Task - Look through the records below and state how many lines carry the string "JSON", adding nothing.

========================

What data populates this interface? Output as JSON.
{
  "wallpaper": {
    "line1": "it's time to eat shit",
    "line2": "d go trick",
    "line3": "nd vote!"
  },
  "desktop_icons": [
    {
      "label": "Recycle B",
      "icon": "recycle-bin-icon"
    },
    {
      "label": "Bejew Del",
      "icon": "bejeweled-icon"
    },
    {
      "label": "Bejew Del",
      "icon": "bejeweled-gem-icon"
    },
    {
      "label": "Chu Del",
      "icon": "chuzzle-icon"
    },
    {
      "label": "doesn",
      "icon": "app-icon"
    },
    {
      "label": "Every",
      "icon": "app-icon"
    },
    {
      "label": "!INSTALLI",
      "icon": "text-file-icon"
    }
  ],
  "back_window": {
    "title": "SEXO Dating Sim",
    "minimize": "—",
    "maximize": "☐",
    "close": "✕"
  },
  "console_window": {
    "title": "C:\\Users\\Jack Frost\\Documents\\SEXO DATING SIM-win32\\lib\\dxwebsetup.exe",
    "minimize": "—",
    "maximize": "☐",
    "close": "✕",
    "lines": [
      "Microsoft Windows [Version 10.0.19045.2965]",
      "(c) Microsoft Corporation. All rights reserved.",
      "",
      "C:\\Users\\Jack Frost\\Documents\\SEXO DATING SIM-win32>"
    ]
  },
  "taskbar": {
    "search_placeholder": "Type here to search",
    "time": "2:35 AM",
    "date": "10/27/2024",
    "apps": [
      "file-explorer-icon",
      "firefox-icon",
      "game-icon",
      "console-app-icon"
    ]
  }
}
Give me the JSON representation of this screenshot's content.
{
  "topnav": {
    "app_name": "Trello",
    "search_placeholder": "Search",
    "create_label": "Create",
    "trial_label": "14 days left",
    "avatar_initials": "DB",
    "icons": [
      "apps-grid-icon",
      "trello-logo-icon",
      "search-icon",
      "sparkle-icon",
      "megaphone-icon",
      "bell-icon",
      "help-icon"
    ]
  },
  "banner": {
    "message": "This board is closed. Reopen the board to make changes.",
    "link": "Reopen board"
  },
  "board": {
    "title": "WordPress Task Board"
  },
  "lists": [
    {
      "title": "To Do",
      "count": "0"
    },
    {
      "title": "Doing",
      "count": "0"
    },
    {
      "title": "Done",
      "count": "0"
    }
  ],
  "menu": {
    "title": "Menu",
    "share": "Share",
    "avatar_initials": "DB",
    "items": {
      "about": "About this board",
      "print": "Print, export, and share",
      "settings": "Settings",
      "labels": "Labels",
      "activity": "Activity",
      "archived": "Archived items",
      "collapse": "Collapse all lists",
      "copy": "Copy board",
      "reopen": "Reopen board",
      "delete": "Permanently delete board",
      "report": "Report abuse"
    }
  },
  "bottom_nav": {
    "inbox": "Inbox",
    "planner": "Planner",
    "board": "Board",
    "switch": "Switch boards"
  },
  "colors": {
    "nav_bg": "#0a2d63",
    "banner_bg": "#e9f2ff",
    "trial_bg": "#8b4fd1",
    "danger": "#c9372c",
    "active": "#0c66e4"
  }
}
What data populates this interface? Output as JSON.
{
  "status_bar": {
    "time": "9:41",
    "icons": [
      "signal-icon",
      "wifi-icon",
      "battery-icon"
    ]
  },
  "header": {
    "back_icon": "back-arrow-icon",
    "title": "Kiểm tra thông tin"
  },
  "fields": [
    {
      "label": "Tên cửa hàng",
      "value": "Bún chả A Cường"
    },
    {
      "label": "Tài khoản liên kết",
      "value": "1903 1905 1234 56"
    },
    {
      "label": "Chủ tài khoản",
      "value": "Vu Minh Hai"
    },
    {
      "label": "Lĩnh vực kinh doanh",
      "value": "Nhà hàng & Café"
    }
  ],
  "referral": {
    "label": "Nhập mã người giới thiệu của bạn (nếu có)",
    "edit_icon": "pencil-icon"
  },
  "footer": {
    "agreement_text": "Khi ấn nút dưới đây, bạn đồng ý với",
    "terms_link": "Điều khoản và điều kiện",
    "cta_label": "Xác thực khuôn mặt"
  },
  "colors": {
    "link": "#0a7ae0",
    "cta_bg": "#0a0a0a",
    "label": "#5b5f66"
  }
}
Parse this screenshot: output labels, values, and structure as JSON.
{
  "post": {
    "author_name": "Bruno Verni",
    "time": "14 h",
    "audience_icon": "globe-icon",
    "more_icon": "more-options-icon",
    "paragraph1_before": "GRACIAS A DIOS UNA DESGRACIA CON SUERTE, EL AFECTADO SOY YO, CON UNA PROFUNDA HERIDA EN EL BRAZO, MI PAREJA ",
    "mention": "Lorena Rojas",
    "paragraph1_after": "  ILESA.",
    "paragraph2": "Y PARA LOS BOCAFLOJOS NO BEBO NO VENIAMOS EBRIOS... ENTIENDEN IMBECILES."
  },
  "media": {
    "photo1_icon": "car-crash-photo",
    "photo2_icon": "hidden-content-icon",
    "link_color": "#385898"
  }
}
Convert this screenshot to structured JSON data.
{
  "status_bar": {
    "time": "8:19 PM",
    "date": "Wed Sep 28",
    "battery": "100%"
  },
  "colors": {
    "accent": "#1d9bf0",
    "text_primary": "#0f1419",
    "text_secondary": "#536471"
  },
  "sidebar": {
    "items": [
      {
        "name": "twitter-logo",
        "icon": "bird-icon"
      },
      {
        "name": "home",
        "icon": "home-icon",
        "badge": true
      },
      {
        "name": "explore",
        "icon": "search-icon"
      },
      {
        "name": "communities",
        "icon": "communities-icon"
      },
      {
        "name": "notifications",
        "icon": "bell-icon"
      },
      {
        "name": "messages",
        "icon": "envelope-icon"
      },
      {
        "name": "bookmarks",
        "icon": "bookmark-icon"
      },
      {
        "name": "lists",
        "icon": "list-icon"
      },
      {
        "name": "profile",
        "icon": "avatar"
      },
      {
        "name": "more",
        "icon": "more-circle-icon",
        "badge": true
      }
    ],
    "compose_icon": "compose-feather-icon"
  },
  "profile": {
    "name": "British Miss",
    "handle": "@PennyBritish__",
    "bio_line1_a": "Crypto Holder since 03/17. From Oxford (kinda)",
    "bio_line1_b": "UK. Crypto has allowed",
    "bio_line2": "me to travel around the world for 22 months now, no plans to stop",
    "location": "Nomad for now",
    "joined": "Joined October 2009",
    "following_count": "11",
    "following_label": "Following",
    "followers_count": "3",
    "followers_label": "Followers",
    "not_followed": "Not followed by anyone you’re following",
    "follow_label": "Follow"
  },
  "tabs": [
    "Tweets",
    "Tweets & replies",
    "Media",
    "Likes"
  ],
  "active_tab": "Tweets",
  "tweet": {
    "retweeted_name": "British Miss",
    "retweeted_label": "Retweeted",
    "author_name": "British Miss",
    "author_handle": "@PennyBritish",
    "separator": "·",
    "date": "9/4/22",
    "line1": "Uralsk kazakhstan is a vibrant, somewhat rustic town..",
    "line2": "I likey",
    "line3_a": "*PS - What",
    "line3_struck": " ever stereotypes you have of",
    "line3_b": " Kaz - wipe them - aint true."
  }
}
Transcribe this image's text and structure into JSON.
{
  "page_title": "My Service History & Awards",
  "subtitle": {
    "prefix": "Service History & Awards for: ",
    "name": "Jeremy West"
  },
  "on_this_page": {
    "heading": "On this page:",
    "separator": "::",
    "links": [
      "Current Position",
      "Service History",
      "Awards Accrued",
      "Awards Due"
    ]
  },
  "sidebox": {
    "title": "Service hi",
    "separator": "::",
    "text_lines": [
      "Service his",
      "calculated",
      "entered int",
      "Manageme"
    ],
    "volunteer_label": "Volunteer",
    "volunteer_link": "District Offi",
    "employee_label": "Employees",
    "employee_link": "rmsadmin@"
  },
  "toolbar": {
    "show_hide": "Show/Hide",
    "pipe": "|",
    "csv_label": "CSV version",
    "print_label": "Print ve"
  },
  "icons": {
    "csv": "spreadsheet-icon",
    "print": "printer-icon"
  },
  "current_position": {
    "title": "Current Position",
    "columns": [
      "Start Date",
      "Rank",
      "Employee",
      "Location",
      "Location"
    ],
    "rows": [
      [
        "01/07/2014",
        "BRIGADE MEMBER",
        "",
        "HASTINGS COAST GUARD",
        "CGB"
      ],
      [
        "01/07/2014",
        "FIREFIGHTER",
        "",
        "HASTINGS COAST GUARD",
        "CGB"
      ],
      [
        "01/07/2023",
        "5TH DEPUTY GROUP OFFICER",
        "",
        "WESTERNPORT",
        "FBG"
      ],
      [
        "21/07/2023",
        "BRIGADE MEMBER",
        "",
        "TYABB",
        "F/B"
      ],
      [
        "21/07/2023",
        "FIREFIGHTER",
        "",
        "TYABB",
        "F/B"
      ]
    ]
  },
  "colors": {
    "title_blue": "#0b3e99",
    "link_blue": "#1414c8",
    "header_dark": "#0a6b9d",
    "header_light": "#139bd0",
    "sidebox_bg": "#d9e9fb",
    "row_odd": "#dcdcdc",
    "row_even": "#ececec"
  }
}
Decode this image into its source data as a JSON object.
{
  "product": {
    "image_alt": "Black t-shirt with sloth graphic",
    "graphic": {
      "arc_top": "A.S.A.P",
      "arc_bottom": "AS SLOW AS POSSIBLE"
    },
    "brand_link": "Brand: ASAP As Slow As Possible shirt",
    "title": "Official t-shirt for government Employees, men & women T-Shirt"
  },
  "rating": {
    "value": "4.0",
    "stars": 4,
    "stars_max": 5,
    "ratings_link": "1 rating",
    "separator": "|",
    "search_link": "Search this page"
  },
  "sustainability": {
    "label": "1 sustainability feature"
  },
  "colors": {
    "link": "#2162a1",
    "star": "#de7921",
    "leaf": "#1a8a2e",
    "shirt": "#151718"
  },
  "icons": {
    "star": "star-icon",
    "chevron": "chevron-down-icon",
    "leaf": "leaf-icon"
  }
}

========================

Answer section - 7